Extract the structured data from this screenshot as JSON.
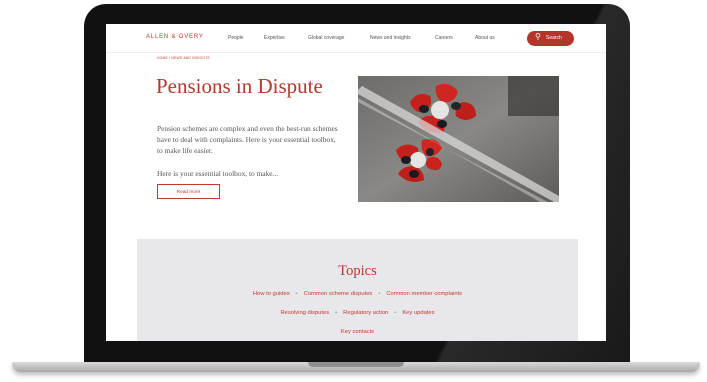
{
  "header": {
    "logo": "ALLEN & OVERY",
    "nav": [
      "People",
      "Expertise",
      "Global coverage",
      "News and insights",
      "Careers",
      "About us"
    ],
    "search_label": "Search",
    "search_icon": "search-icon"
  },
  "breadcrumb": "HOME / NEWS AND INSIGHTS",
  "article": {
    "title": "Pensions in Dispute",
    "intro": "Pension schemes are complex and even the best-run schemes have to deal with complaints. Here is your essential toolbox, to make life easier.",
    "teaser": "Here is your essential toolbox, to make...",
    "read_more": "Read more"
  },
  "topics": {
    "heading": "Topics",
    "row1": [
      "How to guides",
      "Common scheme disputes",
      "Common member complaints"
    ],
    "row2": [
      "Resolving disputes",
      "Regulatory action",
      "Key updates"
    ],
    "row3": [
      "Key contacts"
    ],
    "separator": "•"
  },
  "colors": {
    "brand_red": "#b6352b",
    "topics_bg": "#e8e8ec"
  }
}
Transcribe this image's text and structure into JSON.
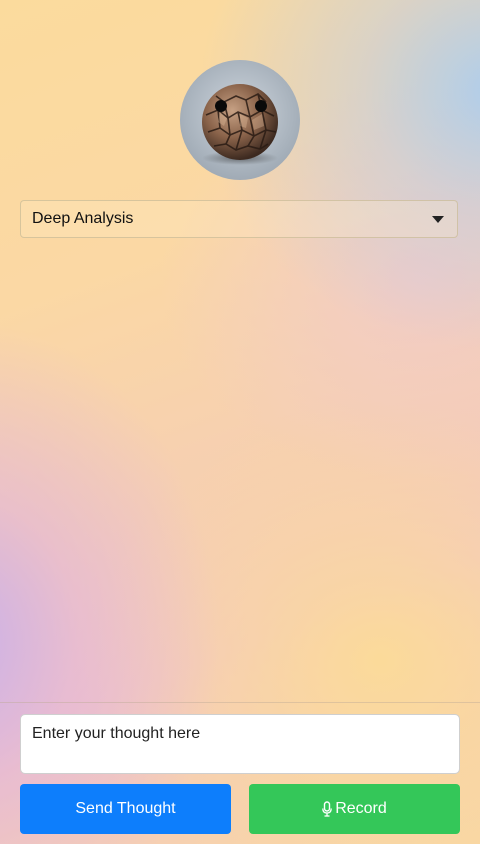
{
  "mode_select": {
    "selected": "Deep Analysis"
  },
  "composer": {
    "placeholder": "Enter your thought here",
    "send_label": "Send Thought",
    "record_label": "Record"
  },
  "icons": {
    "avatar": "rock-face-avatar",
    "dropdown": "caret-down-icon",
    "mic": "microphone-icon"
  },
  "colors": {
    "send_button": "#0d7efc",
    "record_button": "#34c759"
  }
}
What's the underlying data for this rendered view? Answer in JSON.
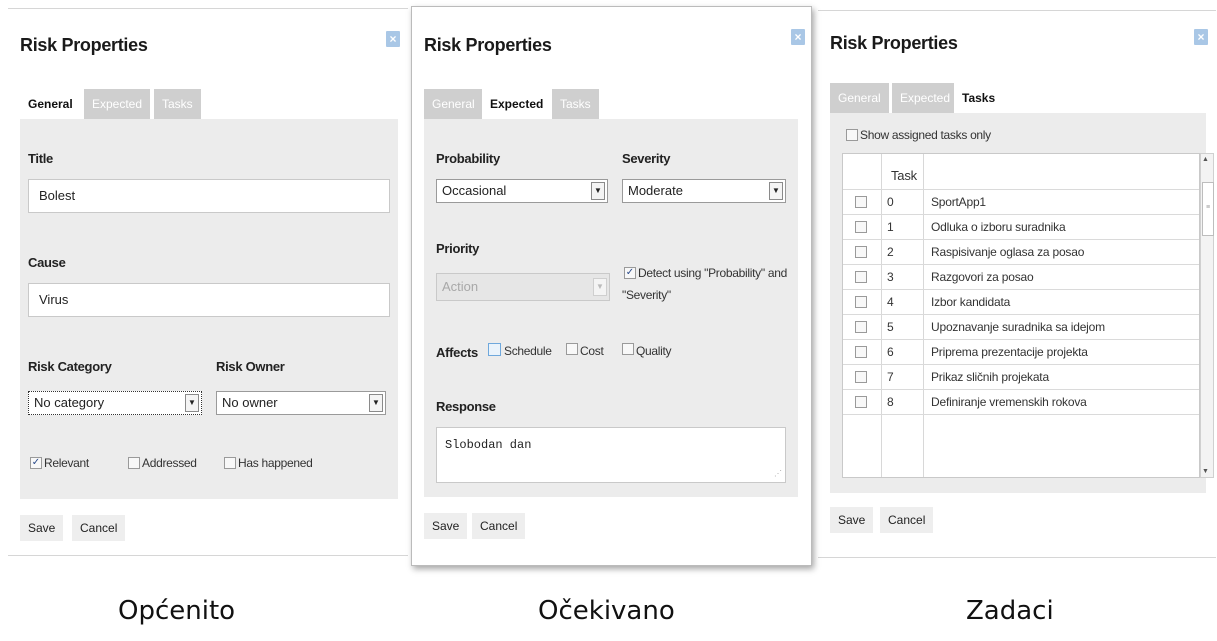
{
  "dialog_title": "Risk Properties",
  "close_symbol": "×",
  "tabs": {
    "general": "General",
    "expected": "Expected",
    "tasks": "Tasks"
  },
  "buttons": {
    "save": "Save",
    "cancel": "Cancel"
  },
  "general": {
    "title_label": "Title",
    "title_value": "Bolest",
    "cause_label": "Cause",
    "cause_value": "Virus",
    "category_label": "Risk Category",
    "category_value": "No category",
    "owner_label": "Risk Owner",
    "owner_value": "No owner",
    "relevant_label": "Relevant",
    "relevant_checked": true,
    "addressed_label": "Addressed",
    "addressed_checked": false,
    "happened_label": "Has happened",
    "happened_checked": false
  },
  "expected": {
    "probability_label": "Probability",
    "probability_value": "Occasional",
    "severity_label": "Severity",
    "severity_value": "Moderate",
    "priority_label": "Priority",
    "priority_value": "Action",
    "detect_label_line1": "Detect using \"Probability\" and",
    "detect_label_line2": "\"Severity\"",
    "detect_checked": true,
    "affects_label": "Affects",
    "schedule_label": "Schedule",
    "cost_label": "Cost",
    "quality_label": "Quality",
    "response_label": "Response",
    "response_value": "Slobodan dan"
  },
  "tasks_tab": {
    "show_assigned_label": "Show assigned tasks only",
    "column_task": "Task",
    "rows": [
      {
        "id": "0",
        "name": "SportApp1"
      },
      {
        "id": "1",
        "name": "Odluka o izboru suradnika"
      },
      {
        "id": "2",
        "name": "Raspisivanje oglasa za posao"
      },
      {
        "id": "3",
        "name": "Razgovori za posao"
      },
      {
        "id": "4",
        "name": "Izbor kandidata"
      },
      {
        "id": "5",
        "name": "Upoznavanje suradnika sa idejom"
      },
      {
        "id": "6",
        "name": "Priprema prezentacije projekta"
      },
      {
        "id": "7",
        "name": "Prikaz sličnih projekata"
      },
      {
        "id": "8",
        "name": "Definiranje vremenskih rokova"
      }
    ]
  },
  "captions": {
    "left": "Općenito",
    "middle": "Očekivano",
    "right": "Zadaci"
  },
  "colors": {
    "tab_inactive": "#cfcfcf",
    "content_bg": "#ececec",
    "close_bg": "#a9c7e6"
  }
}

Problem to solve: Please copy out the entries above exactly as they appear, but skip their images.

Expected output:
Extract the structured data from this screenshot as JSON.
{
  "header": {
    "logo": "ALLEN & OVERY",
    "nav": [
      "People",
      "Expertise",
      "Global coverage",
      "News and insights",
      "Careers",
      "About us"
    ],
    "search_label": "Search",
    "search_icon": "search-icon"
  },
  "breadcrumb": "HOME / NEWS AND INSIGHTS",
  "article": {
    "title": "Pensions in Dispute",
    "intro": "Pension schemes are complex and even the best-run schemes have to deal with complaints. Here is your essential toolbox, to make life easier.",
    "teaser": "Here is your essential toolbox, to make...",
    "read_more": "Read more"
  },
  "topics": {
    "heading": "Topics",
    "row1": [
      "How to guides",
      "Common scheme disputes",
      "Common member complaints"
    ],
    "row2": [
      "Resolving disputes",
      "Regulatory action",
      "Key updates"
    ],
    "row3": [
      "Key contacts"
    ],
    "separator": "•"
  },
  "colors": {
    "brand_red": "#b6352b",
    "topics_bg": "#e8e8ec"
  }
}
Transcribe this image's text and structure into JSON.
{
  "mode_select": {
    "selected": "Deep Analysis"
  },
  "composer": {
    "placeholder": "Enter your thought here",
    "send_label": "Send Thought",
    "record_label": "Record"
  },
  "icons": {
    "avatar": "rock-face-avatar",
    "dropdown": "caret-down-icon",
    "mic": "microphone-icon"
  },
  "colors": {
    "send_button": "#0d7efc",
    "record_button": "#34c759"
  }
}
What's the underlying data for this rendered view? Answer in JSON.
{
  "dialog_title": "Risk Properties",
  "close_symbol": "×",
  "tabs": {
    "general": "General",
    "expected": "Expected",
    "tasks": "Tasks"
  },
  "buttons": {
    "save": "Save",
    "cancel": "Cancel"
  },
  "general": {
    "title_label": "Title",
    "title_value": "Bolest",
    "cause_label": "Cause",
    "cause_value": "Virus",
    "category_label": "Risk Category",
    "category_value": "No category",
    "owner_label": "Risk Owner",
    "owner_value": "No owner",
    "relevant_label": "Relevant",
    "relevant_checked": true,
    "addressed_label": "Addressed",
    "addressed_checked": false,
    "happened_label": "Has happened",
    "happened_checked": false
  },
  "expected": {
    "probability_label": "Probability",
    "probability_value": "Occasional",
    "severity_label": "Severity",
    "severity_value": "Moderate",
    "priority_label": "Priority",
    "priority_value": "Action",
    "detect_label_line1": "Detect using \"Probability\" and",
    "detect_label_line2": "\"Severity\"",
    "detect_checked": true,
    "affects_label": "Affects",
    "schedule_label": "Schedule",
    "cost_label": "Cost",
    "quality_label": "Quality",
    "response_label": "Response",
    "response_value": "Slobodan dan"
  },
  "tasks_tab": {
    "show_assigned_label": "Show assigned tasks only",
    "column_task": "Task",
    "rows": [
      {
        "id": "0",
        "name": "SportApp1"
      },
      {
        "id": "1",
        "name": "Odluka o izboru suradnika"
      },
      {
        "id": "2",
        "name": "Raspisivanje oglasa za posao"
      },
      {
        "id": "3",
        "name": "Razgovori za posao"
      },
      {
        "id": "4",
        "name": "Izbor kandidata"
      },
      {
        "id": "5",
        "name": "Upoznavanje suradnika sa idejom"
      },
      {
        "id": "6",
        "name": "Priprema prezentacije projekta"
      },
      {
        "id": "7",
        "name": "Prikaz sličnih projekata"
      },
      {
        "id": "8",
        "name": "Definiranje vremenskih rokova"
      }
    ]
  },
  "captions": {
    "left": "Općenito",
    "middle": "Očekivano",
    "right": "Zadaci"
  },
  "colors": {
    "tab_inactive": "#cfcfcf",
    "content_bg": "#ececec",
    "close_bg": "#a9c7e6"
  }
}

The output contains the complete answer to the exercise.